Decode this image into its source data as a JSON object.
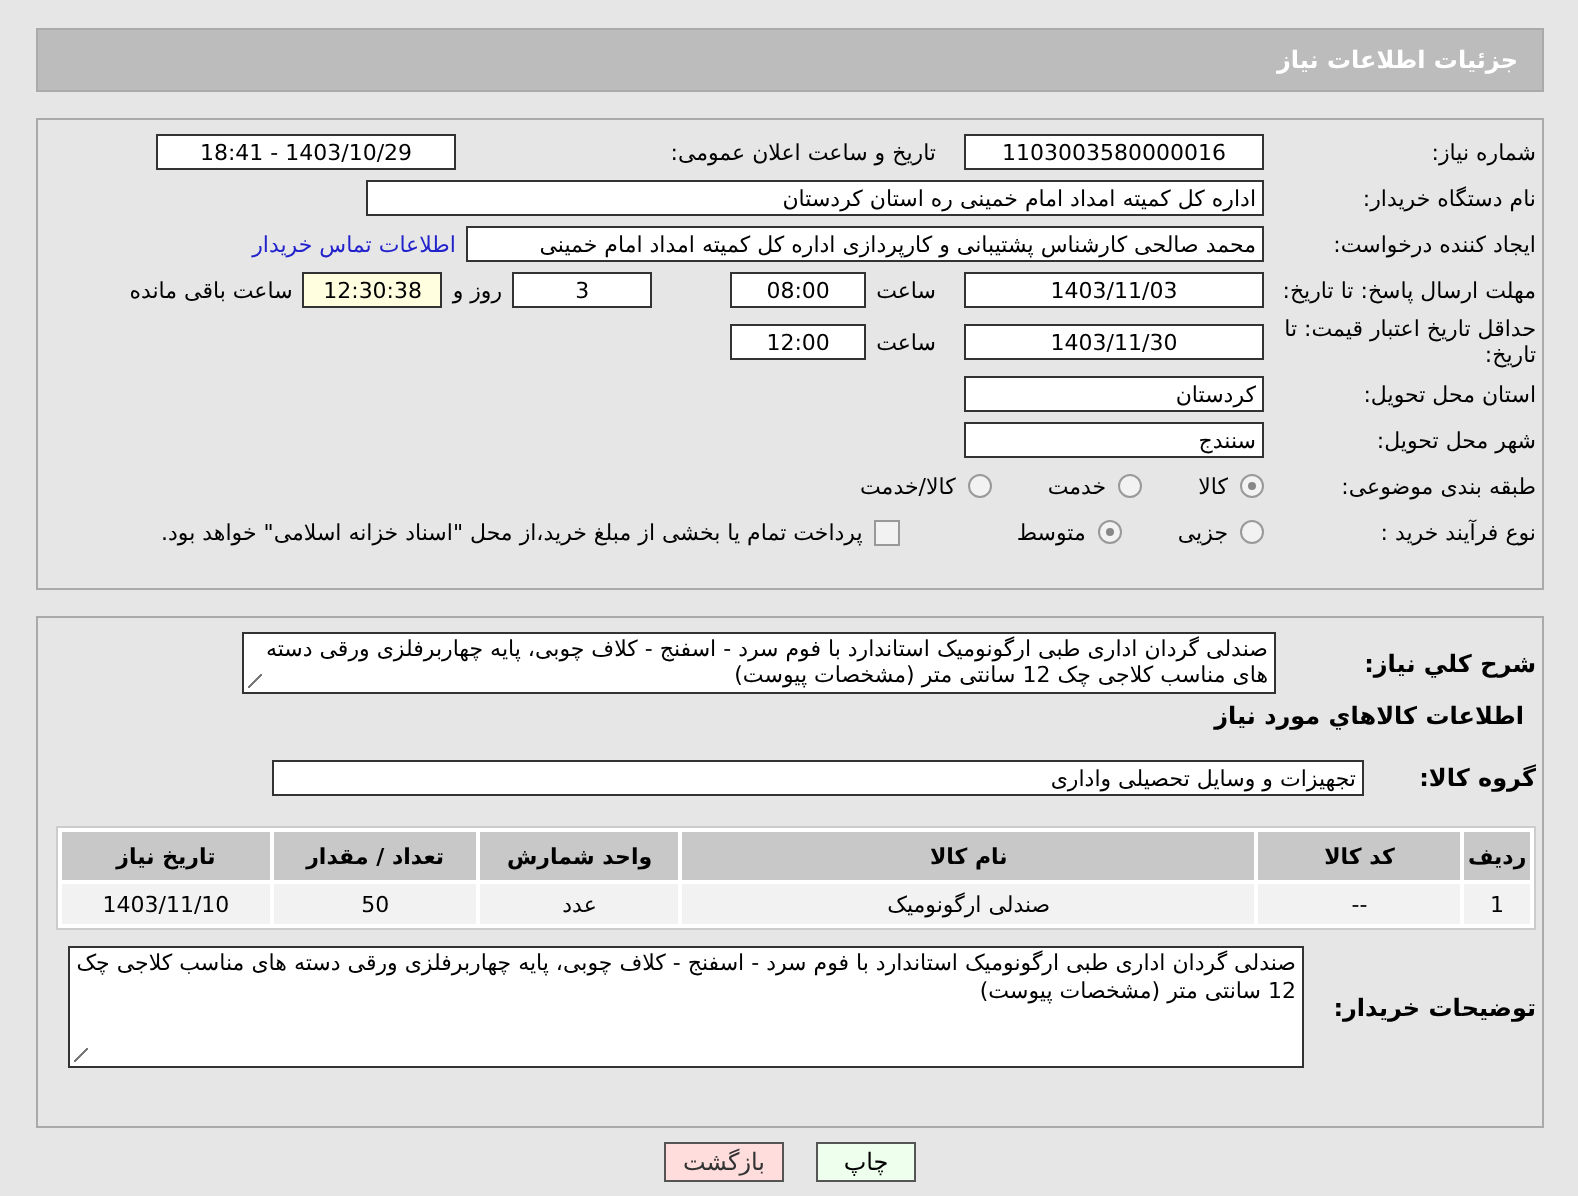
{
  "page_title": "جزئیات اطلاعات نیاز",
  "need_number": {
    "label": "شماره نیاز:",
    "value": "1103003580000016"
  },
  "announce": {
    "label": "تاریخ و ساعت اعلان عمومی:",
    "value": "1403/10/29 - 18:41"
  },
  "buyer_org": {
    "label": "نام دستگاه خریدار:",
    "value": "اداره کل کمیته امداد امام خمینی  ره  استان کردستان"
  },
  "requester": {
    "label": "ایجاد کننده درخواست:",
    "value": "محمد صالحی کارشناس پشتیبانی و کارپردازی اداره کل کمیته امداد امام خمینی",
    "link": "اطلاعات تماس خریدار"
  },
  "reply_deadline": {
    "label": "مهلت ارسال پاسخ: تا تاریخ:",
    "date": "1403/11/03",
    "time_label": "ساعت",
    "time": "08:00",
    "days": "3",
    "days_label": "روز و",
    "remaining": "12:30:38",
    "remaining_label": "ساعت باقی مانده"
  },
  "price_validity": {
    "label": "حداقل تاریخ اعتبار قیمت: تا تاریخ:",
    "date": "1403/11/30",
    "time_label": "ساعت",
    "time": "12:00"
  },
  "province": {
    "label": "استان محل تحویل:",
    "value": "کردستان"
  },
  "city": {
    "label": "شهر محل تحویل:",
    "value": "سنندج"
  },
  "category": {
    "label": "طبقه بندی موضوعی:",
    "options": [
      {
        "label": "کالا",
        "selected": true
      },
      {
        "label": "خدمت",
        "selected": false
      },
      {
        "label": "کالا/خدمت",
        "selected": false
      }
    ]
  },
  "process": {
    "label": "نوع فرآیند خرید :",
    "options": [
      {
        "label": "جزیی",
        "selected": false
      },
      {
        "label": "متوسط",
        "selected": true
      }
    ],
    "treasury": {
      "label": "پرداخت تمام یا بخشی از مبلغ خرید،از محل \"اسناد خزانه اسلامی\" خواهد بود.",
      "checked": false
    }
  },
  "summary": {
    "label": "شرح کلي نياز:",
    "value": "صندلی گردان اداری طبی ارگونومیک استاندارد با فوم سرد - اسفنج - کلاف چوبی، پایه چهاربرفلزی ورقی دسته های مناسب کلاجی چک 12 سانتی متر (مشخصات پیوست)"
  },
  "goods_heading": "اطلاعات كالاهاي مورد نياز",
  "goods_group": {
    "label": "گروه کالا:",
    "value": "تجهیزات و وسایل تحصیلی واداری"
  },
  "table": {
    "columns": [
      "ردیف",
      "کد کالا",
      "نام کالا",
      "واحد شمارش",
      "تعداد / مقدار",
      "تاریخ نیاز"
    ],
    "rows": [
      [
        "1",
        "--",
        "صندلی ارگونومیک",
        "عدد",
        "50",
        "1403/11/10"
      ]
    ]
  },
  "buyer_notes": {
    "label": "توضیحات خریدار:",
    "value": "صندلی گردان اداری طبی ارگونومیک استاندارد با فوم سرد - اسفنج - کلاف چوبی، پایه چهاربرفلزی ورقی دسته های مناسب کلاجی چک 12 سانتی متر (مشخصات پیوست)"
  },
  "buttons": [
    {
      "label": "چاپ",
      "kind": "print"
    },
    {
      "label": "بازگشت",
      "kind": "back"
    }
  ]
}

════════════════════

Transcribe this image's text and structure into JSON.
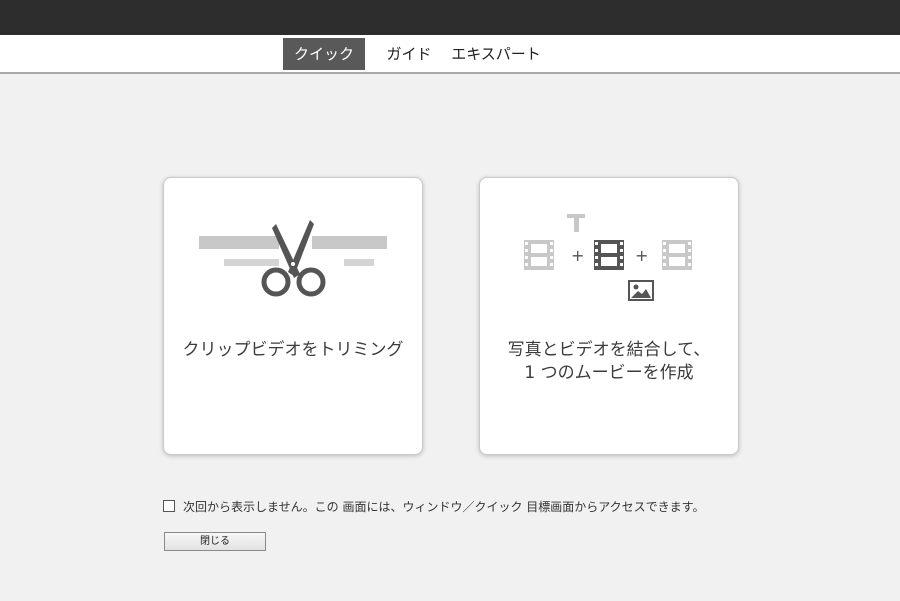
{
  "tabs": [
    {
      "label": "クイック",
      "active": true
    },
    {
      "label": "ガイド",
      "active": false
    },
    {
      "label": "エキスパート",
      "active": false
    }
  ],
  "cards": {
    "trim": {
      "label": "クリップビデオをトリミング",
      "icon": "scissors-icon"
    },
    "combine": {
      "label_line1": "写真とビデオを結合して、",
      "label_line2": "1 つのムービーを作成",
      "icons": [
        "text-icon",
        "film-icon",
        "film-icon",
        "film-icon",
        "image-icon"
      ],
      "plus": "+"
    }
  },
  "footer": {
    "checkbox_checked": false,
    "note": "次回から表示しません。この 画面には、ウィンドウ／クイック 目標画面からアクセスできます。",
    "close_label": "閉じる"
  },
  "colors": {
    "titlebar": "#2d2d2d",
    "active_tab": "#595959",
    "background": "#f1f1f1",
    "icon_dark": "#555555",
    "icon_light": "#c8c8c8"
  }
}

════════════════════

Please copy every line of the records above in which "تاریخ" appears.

Exercise output —
    "label": "تاریخ و ساعت اعلان عمومی:",
    "label": "مهلت ارسال پاسخ: تا تاریخ:",
    "label": "حداقل تاریخ اعتبار قیمت: تا تاریخ:",
      "تاریخ نیاز"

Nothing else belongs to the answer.